Property prices in Spain rising below the international average

According to a recent study carried out by The Economist, flat prices in Spain are rising below the international average rate. The study undertaken by the magazine looked at the evolution of prices in the second quarter of 2007 and included 20 countries from all over the world.

The Economist found that in the second quarter this year property prices in Spain rose by just 5.8% compared to 6.66% which was the average for the countries included in the study. Just one year earlier property prices rose by 10.8% in Spain compared to an international average of 8.4%.

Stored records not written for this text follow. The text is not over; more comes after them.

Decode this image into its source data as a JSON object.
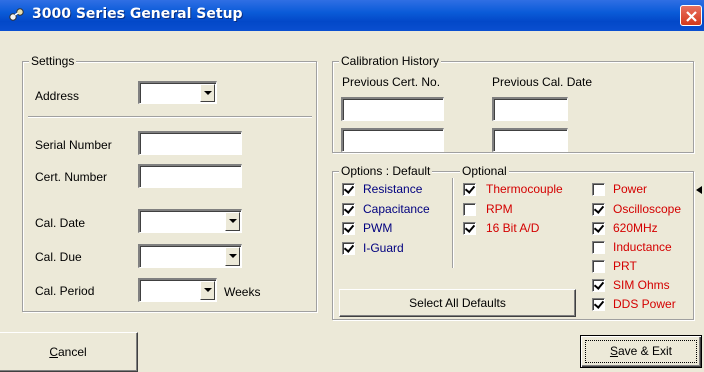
{
  "window": {
    "title": "3000 Series General Setup"
  },
  "settings": {
    "group_label": "Settings",
    "address_label": "Address",
    "address_value": "",
    "serial_label": "Serial Number",
    "serial_value": "",
    "cert_label": "Cert. Number",
    "cert_value": "",
    "cal_date_label": "Cal. Date",
    "cal_date_value": "",
    "cal_due_label": "Cal. Due",
    "cal_due_value": "",
    "cal_period_label": "Cal. Period",
    "cal_period_value": "",
    "weeks_label": "Weeks"
  },
  "calibration": {
    "group_label": "Calibration History",
    "prev_cert_label": "Previous Cert. No.",
    "prev_date_label": "Previous Cal. Date",
    "prev_cert_1": "",
    "prev_cert_2": "",
    "prev_date_1": "",
    "prev_date_2": ""
  },
  "options": {
    "default_label": "Options : Default",
    "optional_label": "Optional",
    "defaults": [
      {
        "label": "Resistance",
        "checked": true
      },
      {
        "label": "Capacitance",
        "checked": true
      },
      {
        "label": "PWM",
        "checked": true
      },
      {
        "label": "I-Guard",
        "checked": true
      }
    ],
    "optional_col1": [
      {
        "label": "Thermocouple",
        "checked": true
      },
      {
        "label": "RPM",
        "checked": false
      },
      {
        "label": "16 Bit A/D",
        "checked": true
      }
    ],
    "optional_col2": [
      {
        "label": "Power",
        "checked": false
      },
      {
        "label": "Oscilloscope",
        "checked": true
      },
      {
        "label": "620MHz",
        "checked": true
      },
      {
        "label": "Inductance",
        "checked": false
      },
      {
        "label": "PRT",
        "checked": false
      },
      {
        "label": "SIM Ohms",
        "checked": true
      },
      {
        "label": "DDS Power",
        "checked": true
      }
    ],
    "select_all_label": "Select All Defaults"
  },
  "buttons": {
    "cancel_mnemonic": "C",
    "cancel_rest": "ancel",
    "save_mnemonic": "S",
    "save_rest": "ave & Exit"
  },
  "colors": {
    "default_option": "#00007f",
    "optional_option": "#d40000",
    "titlebar": "#0a5bd8"
  }
}
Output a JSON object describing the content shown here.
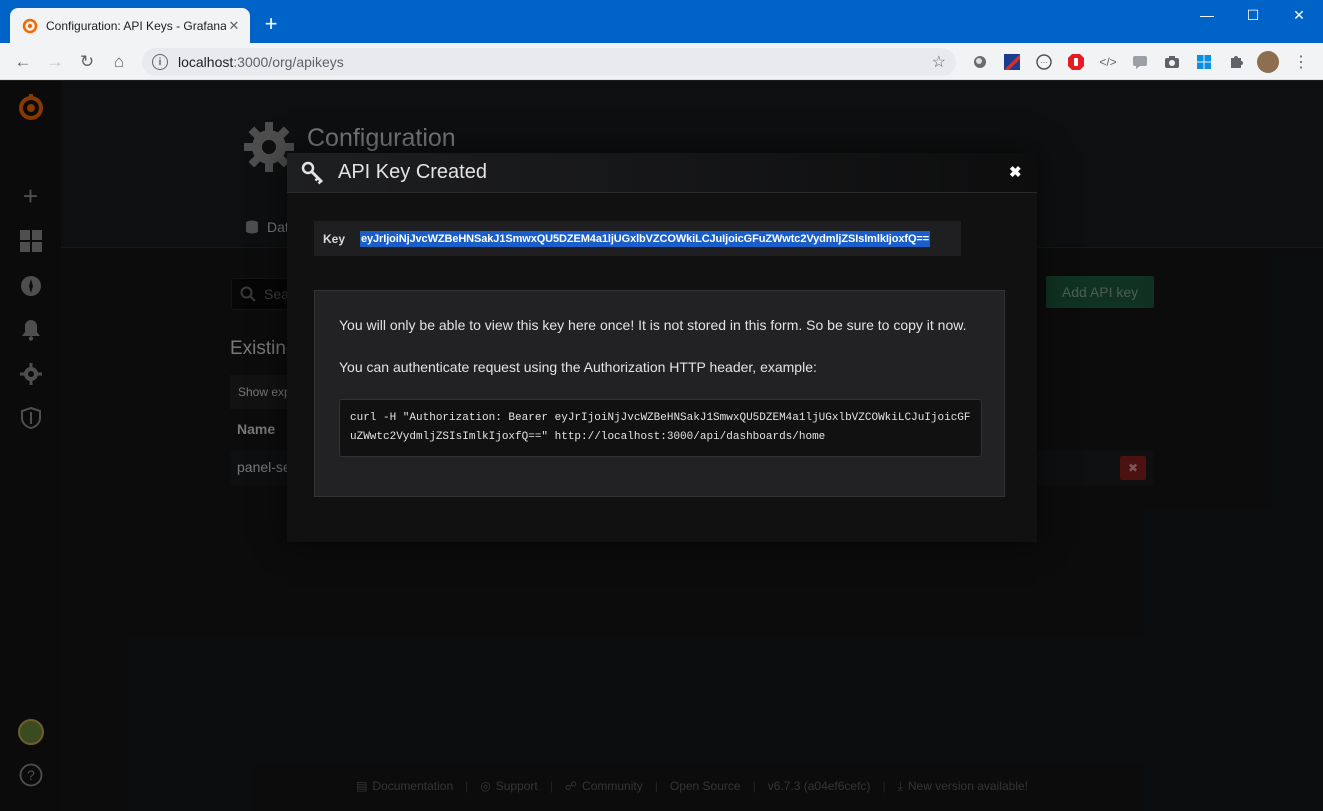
{
  "browser": {
    "tab_title": "Configuration: API Keys - Grafana",
    "url_host": "localhost",
    "url_rest": ":3000/org/apikeys"
  },
  "grafana": {
    "page_title": "Configuration",
    "tab_datasources": "Dat",
    "search_placeholder": "Sea",
    "add_button": "Add API key",
    "existing_heading": "Existing",
    "show_expired": "Show exp",
    "name_header": "Name",
    "row_name": "panel-se",
    "footer": {
      "documentation": "Documentation",
      "support": "Support",
      "community": "Community",
      "open_source": "Open Source",
      "version": "v6.7.3 (a04ef6cefc)",
      "new_version": "New version available!"
    }
  },
  "modal": {
    "title": "API Key Created",
    "key_label": "Key",
    "key_value": "eyJrIjoiNjJvcWZBeHNSakJ1SmwxQU5DZEM4a1ljUGxlbVZCOWkiLCJuIjoicGFuZWwtc2VydmljZSIsImlkIjoxfQ==",
    "info_once": "You will only be able to view this key here once! It is not stored in this form. So be sure to copy it now.",
    "info_auth": "You can authenticate request using the Authorization HTTP header, example:",
    "curl_example": "curl -H \"Authorization: Bearer eyJrIjoiNjJvcWZBeHNSakJ1SmwxQU5DZEM4a1ljUGxlbVZCOWkiLCJuIjoicGFuZWwtc2VydmljZSIsImlkIjoxfQ==\" http://localhost:3000/api/dashboards/home"
  },
  "colors": {
    "chrome_blue": "#0063c7",
    "grafana_green": "#21724b",
    "selection_blue": "#1a5ec9",
    "delete_red": "#8a1f1f"
  }
}
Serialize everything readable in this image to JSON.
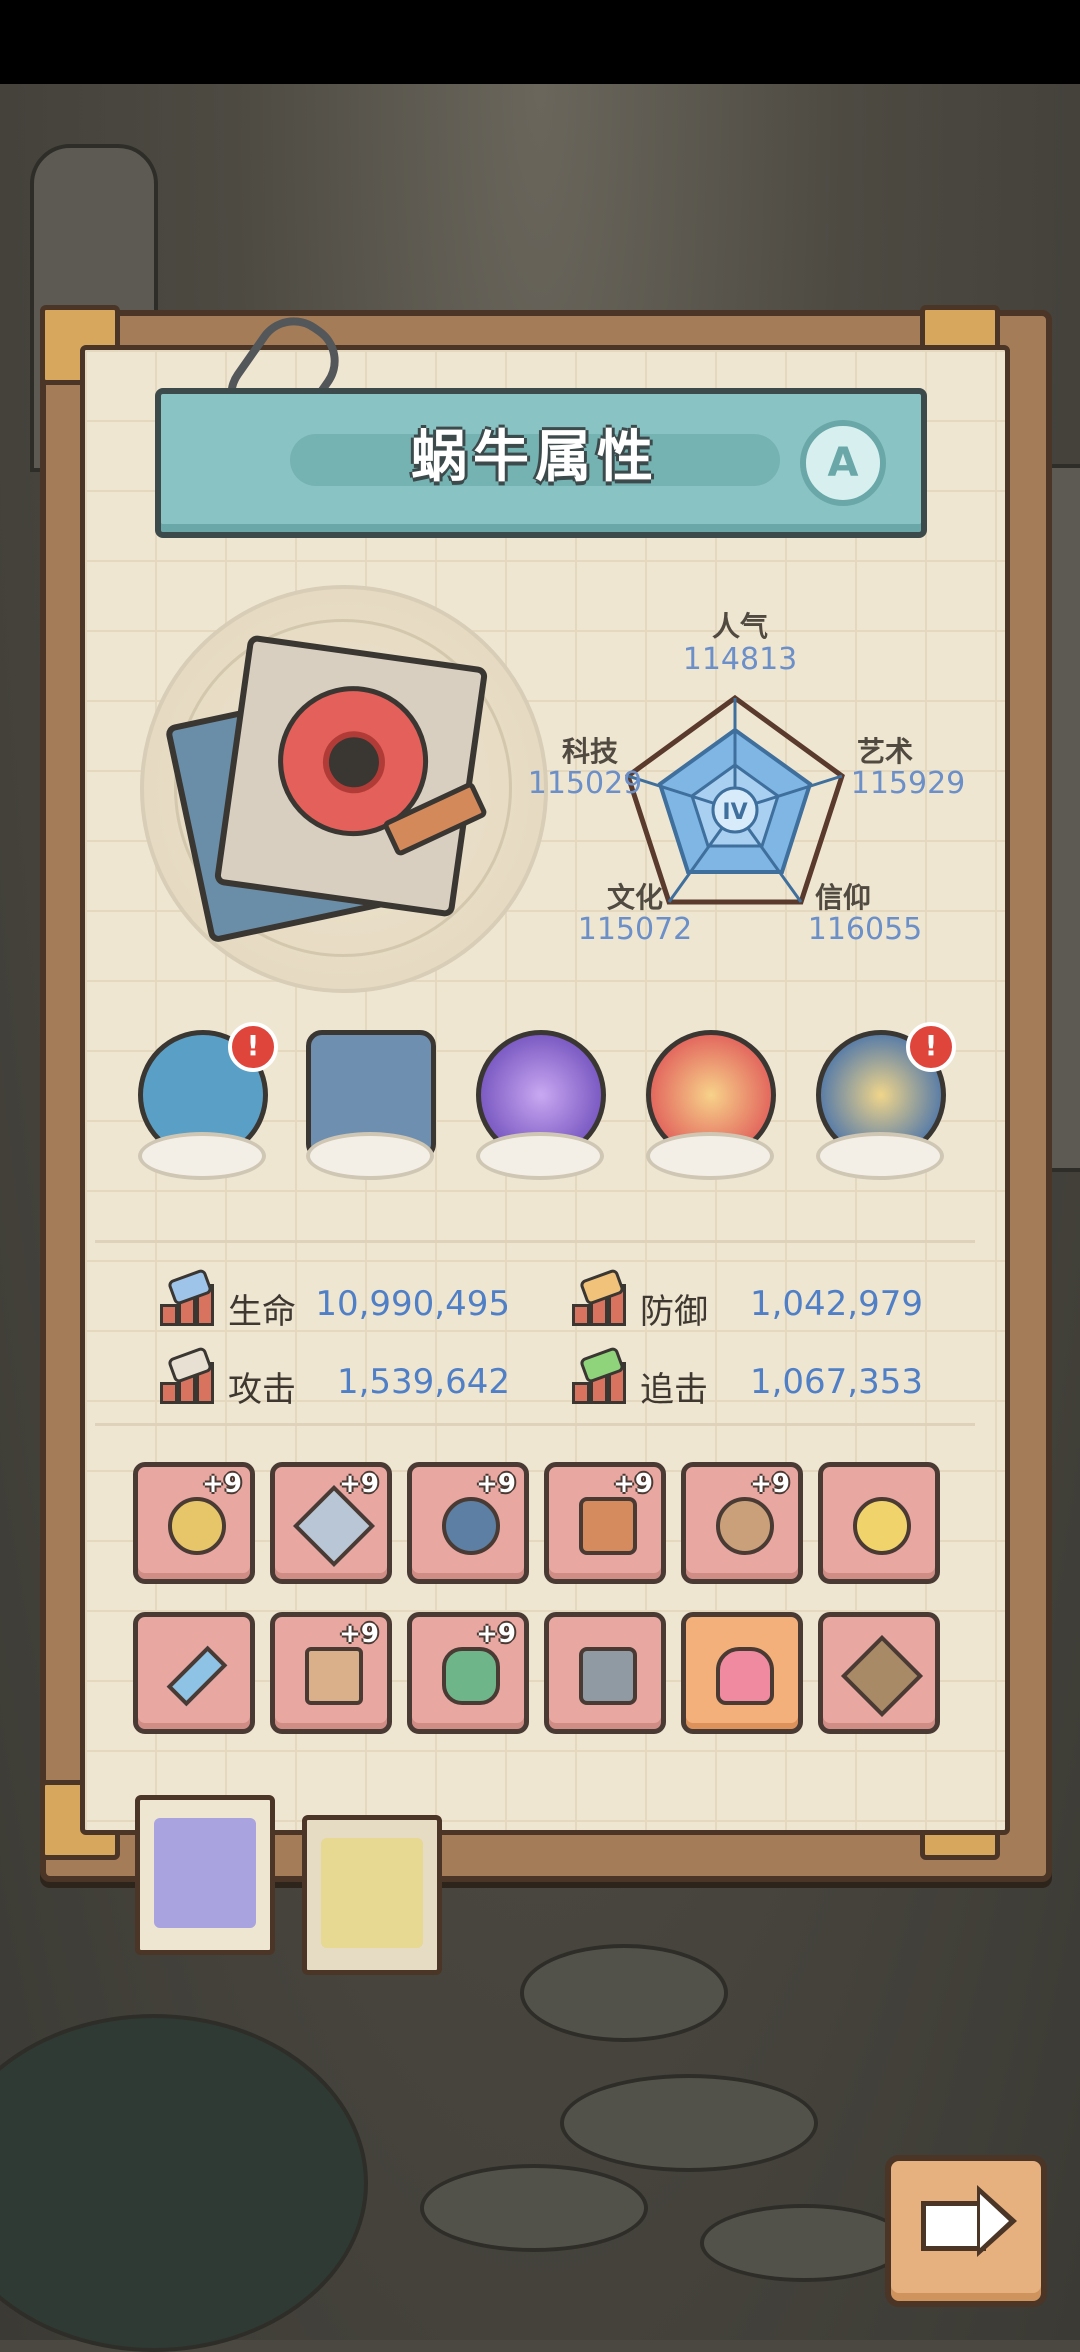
{
  "panel": {
    "title": "蜗牛属性",
    "grade": "A",
    "radar_level": "IV"
  },
  "radar": {
    "popularity": {
      "label": "人气",
      "value": "114813"
    },
    "tech": {
      "label": "科技",
      "value": "115029"
    },
    "art": {
      "label": "艺术",
      "value": "115929"
    },
    "culture": {
      "label": "文化",
      "value": "115072"
    },
    "faith": {
      "label": "信仰",
      "value": "116055"
    }
  },
  "relics": [
    {
      "icon": "monster-relic-icon",
      "color": "#5a9fc6",
      "alert": "!"
    },
    {
      "icon": "skull-box-relic-icon",
      "color": "#6f8fb0",
      "alert": ""
    },
    {
      "icon": "planet-orb-relic-icon",
      "color": "#7d5cc4",
      "alert": ""
    },
    {
      "icon": "flame-orb-relic-icon",
      "color": "#e36a5f",
      "alert": ""
    },
    {
      "icon": "gem-ring-relic-icon",
      "color": "#5d7fa6",
      "alert": "!"
    }
  ],
  "attributes": {
    "hp": {
      "label": "生命",
      "value": "10,990,495"
    },
    "defense": {
      "label": "防御",
      "value": "1,042,979"
    },
    "attack": {
      "label": "攻击",
      "value": "1,539,642"
    },
    "pursuit": {
      "label": "追击",
      "value": "1,067,353"
    }
  },
  "equipment": [
    {
      "icon": "hammer-weapon-icon",
      "plus": "+9",
      "style": "pink"
    },
    {
      "icon": "dagger-weapon-icon",
      "plus": "+9",
      "style": "pink"
    },
    {
      "icon": "ring-armor-icon",
      "plus": "+9",
      "style": "pink"
    },
    {
      "icon": "dna-staff-icon",
      "plus": "+9",
      "style": "pink"
    },
    {
      "icon": "orb-gadget-icon",
      "plus": "+9",
      "style": "pink"
    },
    {
      "icon": "golden-ring-icon",
      "plus": "",
      "style": "pink"
    },
    {
      "icon": "sword-icon",
      "plus": "",
      "style": "pink"
    },
    {
      "icon": "pants-armor-icon",
      "plus": "+9",
      "style": "pink"
    },
    {
      "icon": "trident-icon",
      "plus": "+9",
      "style": "pink"
    },
    {
      "icon": "robot-chip-icon",
      "plus": "",
      "style": "pink"
    },
    {
      "icon": "claw-glove-icon",
      "plus": "",
      "style": "orange"
    },
    {
      "icon": "crossbow-icon",
      "plus": "",
      "style": "pink"
    }
  ],
  "tabs": [
    {
      "icon": "snail-face-icon",
      "active": true
    },
    {
      "icon": "shell-icon",
      "active": false
    }
  ],
  "next_button": {
    "icon": "arrow-right-icon"
  }
}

According to the Economist, between April and June this year Spain fell behind Singapore (21.1%), South Africa (14.5%), New Zealand (13.3%), Hong Kong (10.6%), Sweden (9.9%), Great Britain (9.6%), Australia (9.2%), France (8.1%), China (7.5%), Denmark (7.4%) and Canada (7.3%).

Those countries that saw property price rises lower than the Spanish rate of 5.8% were Belgium (5.7%), Italy (5.6%), Holland (5.2%) and Switzerland (1.

4%) while four countries in the study saw property prices drop: Ireland (-0.7%), Japan (-1.6%), the US (-3.2%) and Germany (-3.4%).

However, although property prices are rising at a slower rate in Spain they are still rising above the rate of inflation and it doesn’t affect the rate of growth in prices that the property market in Spain has experienced over the last decade which leaves it fourth in the Economist’s ranking.

Spanish property prices rose by 189% between 1997 and 2007. Other European countires which also experienced property booms during the same period were Irleand with a rise of 251% and Great Britain with a rise of 211% both of which are almost 69% more than price rises in the US.
This brings concerns that the current financial crisis in the US could spread to Europe. The crisis in the US is based on the fact that US banks conceded ‘subprime’ mortgages to people with little or no credit rating with very low interest rates to start off with but which later rose abruptly.

The Economist hasn’t ruled out the possibility of a similar crisis happening in European countries.